The ideas of Progress and of evolution were especially fashionable during the first years of the nineteenth century, when the bourgeoisie was still intoxicated with its political victory, and with the prodigious development of its economic riches; the philosophers, historians, moralists, politicians, romancers, and poets fitted their writings and their teachings to the sauce of progressive Progress, which Fourier was alone or almost alone in reviling. But toward the middle of the century they were obliged to calm their immoderate enthusiasm: the apparition of the proletariat on the political stage in England and in France awoke in the mind of the bourgeoisie certain disquieting reflections on the eternal duration of its social dominance. Progressive Progress lost its charms. The ideas of Progress and of evolution would finally have ceased to be current in bourgeois phraseology had not the men of science, who from the end of the eighteenth century had grasped the idea of evolution circulating in the social environment, utilised it to explain the formation of worlds and the organisation of vegetables and animals. They gave it such a scientific value and such a popularity that it was impossible to sidetrack it.

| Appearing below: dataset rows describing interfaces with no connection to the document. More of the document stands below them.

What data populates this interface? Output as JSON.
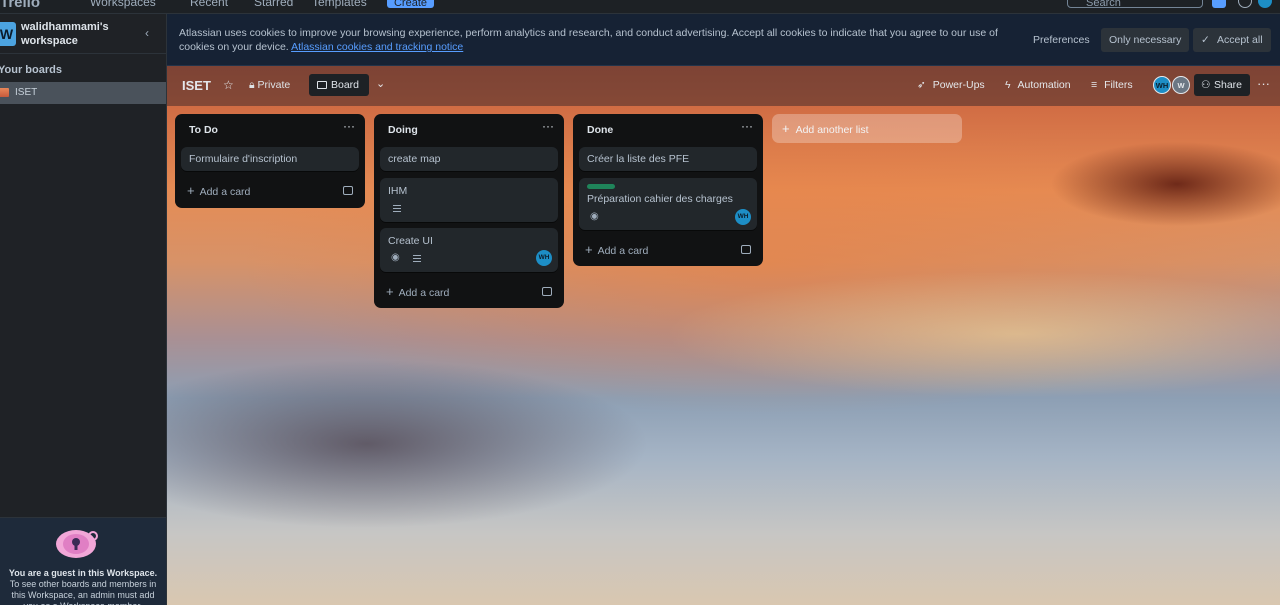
{
  "topnav": {
    "logo": "Trello",
    "items": [
      "Workspaces",
      "Recent",
      "Starred",
      "Templates"
    ],
    "create_label": "Create",
    "search_placeholder": "Search"
  },
  "sidebar": {
    "workspace_initial": "W",
    "workspace_name": "walidhammami's workspace",
    "section_title": "Your boards",
    "boards": [
      {
        "label": "ISET"
      }
    ],
    "guest": {
      "title": "You are a guest in this Workspace.",
      "text": "To see other boards and members in this Workspace, an admin must add you as a Workspace member."
    }
  },
  "cookie_banner": {
    "text": "Atlassian uses cookies to improve your browsing experience, perform analytics and research, and conduct advertising. Accept all cookies to indicate that you agree to our use of cookies on your device.",
    "link": "Atlassian cookies and tracking notice",
    "preferences": "Preferences",
    "only_necessary": "Only necessary",
    "accept_all": "Accept all"
  },
  "board_header": {
    "title": "ISET",
    "visibility": "Private",
    "view": "Board",
    "powerups": "Power-Ups",
    "automation": "Automation",
    "filters": "Filters",
    "avatars": [
      "WH",
      "W"
    ],
    "share": "Share"
  },
  "lists": [
    {
      "title": "To Do",
      "cards": [
        {
          "title": "Formulaire d'inscription"
        }
      ],
      "add_card": "Add a card"
    },
    {
      "title": "Doing",
      "cards": [
        {
          "title": "create map"
        },
        {
          "title": "IHM"
        },
        {
          "title": "Create UI",
          "member": "WH"
        }
      ],
      "add_card": "Add a card"
    },
    {
      "title": "Done",
      "cards": [
        {
          "title": "Créer la liste des PFE"
        },
        {
          "title": "Préparation cahier des charges",
          "member": "WH",
          "label_color": "#1f845a"
        }
      ],
      "add_card": "Add a card"
    }
  ],
  "add_list": "Add another list",
  "colors": {
    "accent": "#579dff",
    "member": "#1d8ec6"
  }
}
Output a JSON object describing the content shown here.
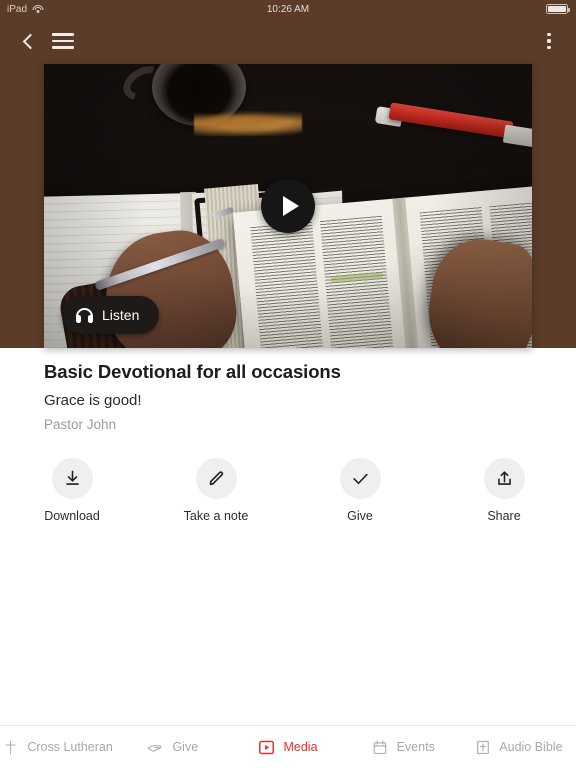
{
  "status_bar": {
    "device": "iPad",
    "wifi_icon": "wifi-icon",
    "time": "10:26 AM",
    "battery_icon": "battery-full-icon"
  },
  "nav_bar": {
    "back_icon": "chevron-left-icon",
    "menu_icon": "hamburger-menu-icon",
    "overflow_icon": "more-vertical-icon",
    "background_color": "#5a3c28"
  },
  "media_card": {
    "play_icon": "play-icon",
    "listen_button": {
      "label": "Listen",
      "icon": "headphones-icon"
    },
    "image_description": "Hand writing in a notebook beside an open Bible, coffee cup and red highlighter on a dark desk"
  },
  "detail": {
    "title": "Basic Devotional for all occasions",
    "subtitle": "Grace is good!",
    "author": "Pastor John"
  },
  "actions": [
    {
      "label": "Download",
      "icon": "download-icon"
    },
    {
      "label": "Take a note",
      "icon": "pencil-icon"
    },
    {
      "label": "Give",
      "icon": "check-icon"
    },
    {
      "label": "Share",
      "icon": "share-upload-icon"
    }
  ],
  "tab_bar": {
    "active_color": "#e8302a",
    "inactive_color": "#a9a9a9",
    "tabs": [
      {
        "label": "Cross Lutheran",
        "icon": "cross-icon",
        "active": false
      },
      {
        "label": "Give",
        "icon": "giving-hand-icon",
        "active": false
      },
      {
        "label": "Media",
        "icon": "media-play-box-icon",
        "active": true
      },
      {
        "label": "Events",
        "icon": "calendar-icon",
        "active": false
      },
      {
        "label": "Audio Bible",
        "icon": "bible-book-icon",
        "active": false
      }
    ]
  }
}
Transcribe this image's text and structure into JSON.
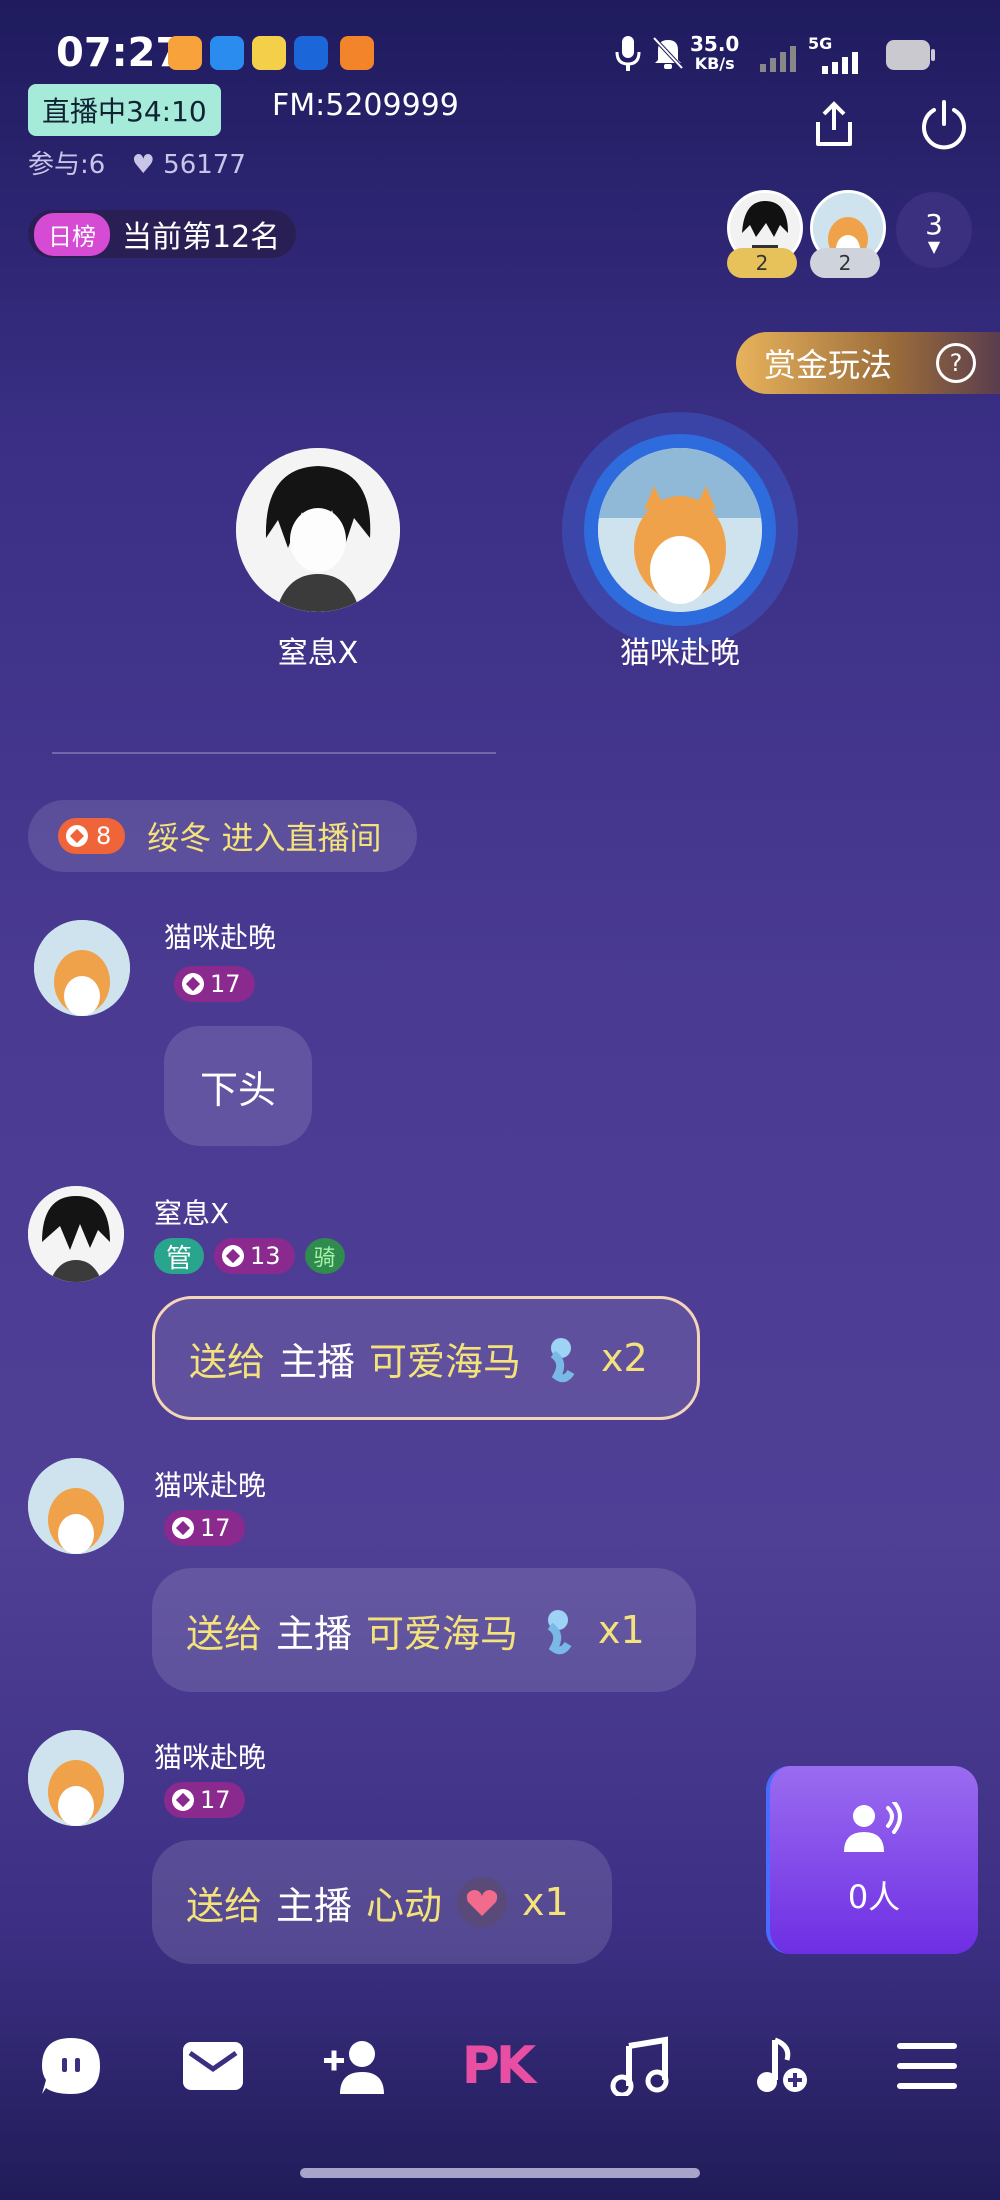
{
  "status_bar": {
    "time": "07:27",
    "net_speed_value": "35.0",
    "net_speed_unit": "KB/s",
    "network": "5G"
  },
  "header": {
    "live_label": "直播中34:10",
    "fm_label": "FM:5209999",
    "participants": "参与:6",
    "likes": "56177",
    "rank_tag": "日榜",
    "rank_text": "当前第12名",
    "top_badges": [
      "2",
      "2"
    ],
    "viewer_count": "3"
  },
  "bounty": {
    "label": "赏金玩法",
    "help": "?"
  },
  "stage": [
    {
      "name": "窒息X"
    },
    {
      "name": "猫咪赴晚"
    }
  ],
  "enter_message": {
    "level": "8",
    "text": "绥冬 进入直播间"
  },
  "messages": [
    {
      "user": "猫咪赴晚",
      "level": "17",
      "text": "下头"
    },
    {
      "user": "窒息X",
      "manager_tag": "管",
      "level": "13",
      "ride_tag": "骑",
      "gift_prefix": "送给",
      "gift_target": "主播",
      "gift_name": "可爱海马",
      "gift_count": "x2"
    },
    {
      "user": "猫咪赴晚",
      "level": "17",
      "gift_prefix": "送给",
      "gift_target": "主播",
      "gift_name": "可爱海马",
      "gift_count": "x1"
    },
    {
      "user": "猫咪赴晚",
      "level": "17",
      "gift_prefix": "送给",
      "gift_target": "主播",
      "gift_name": "心动",
      "gift_count": "x1"
    }
  ],
  "voice_card": {
    "label": "0人"
  },
  "bottom_nav": [
    "chat-icon",
    "mail-icon",
    "add-friend-icon",
    "pk-icon",
    "music-icon",
    "add-music-icon",
    "menu-icon"
  ],
  "bottom_nav_pk_label": "PK",
  "colors": {
    "accent_yellow": "#f4e27a",
    "live_badge": "#a6ebd9",
    "voice_card": "#7b3ef0"
  }
}
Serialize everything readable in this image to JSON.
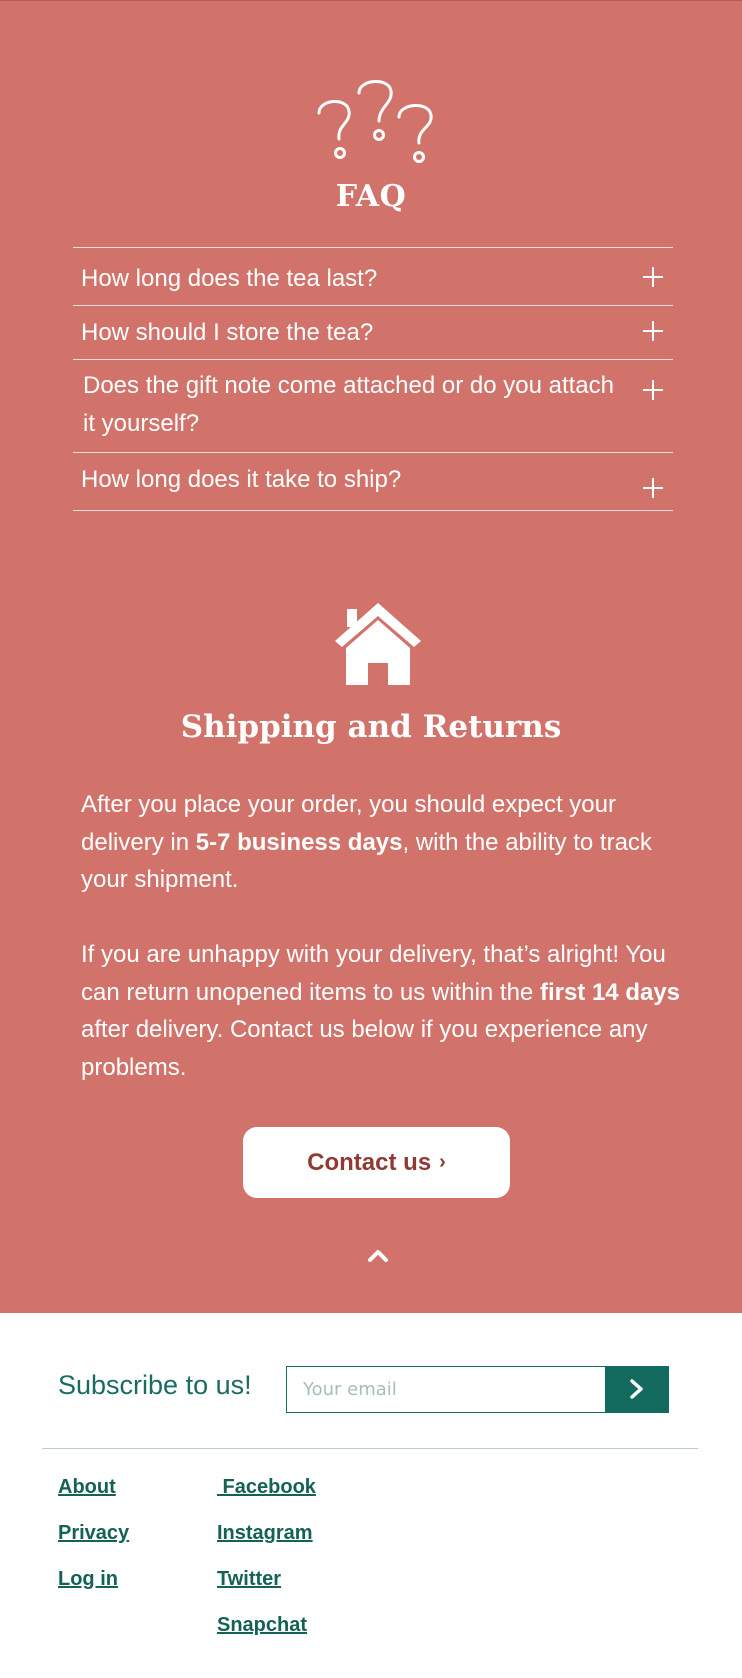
{
  "faq": {
    "title": "FAQ",
    "icon": "question-marks-icon",
    "items": [
      {
        "question": "How long does the tea last?"
      },
      {
        "question": "How should I store the tea?"
      },
      {
        "question": "Does the gift note come attached or do you attach it yourself?"
      },
      {
        "question": "How long does it take to ship?"
      }
    ]
  },
  "shipping": {
    "icon": "house-icon",
    "title": "Shipping and Returns",
    "p1_before": "After you place your order, you should expect your delivery in ",
    "p1_bold": "5-7 business days",
    "p1_after": ", with the ability to track your shipment.",
    "p2_before": "If you are unhappy with your delivery, that’s alright! You can return unopened items to us within the ",
    "p2_bold": "first 14 days",
    "p2_after": " after delivery. Contact us below if you experience any problems.",
    "contact_label": "Contact us",
    "contact_chevron": "›"
  },
  "footer": {
    "subscribe_label": "Subscribe to us!",
    "email_placeholder": "Your email",
    "links_left": [
      "About",
      "Privacy",
      "Log in"
    ],
    "links_right": [
      " Facebook",
      "Instagram",
      "Twitter",
      "Snapchat"
    ]
  },
  "colors": {
    "accent": "#d1736b",
    "teal": "#136b60",
    "button_text": "#8f3a33"
  }
}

PAUL LAFARGUE

(Translated by Chas. H. Kerr.)

(To Be Continued in Socialist Standard June 1920)

(Socialist Standard, May 1920)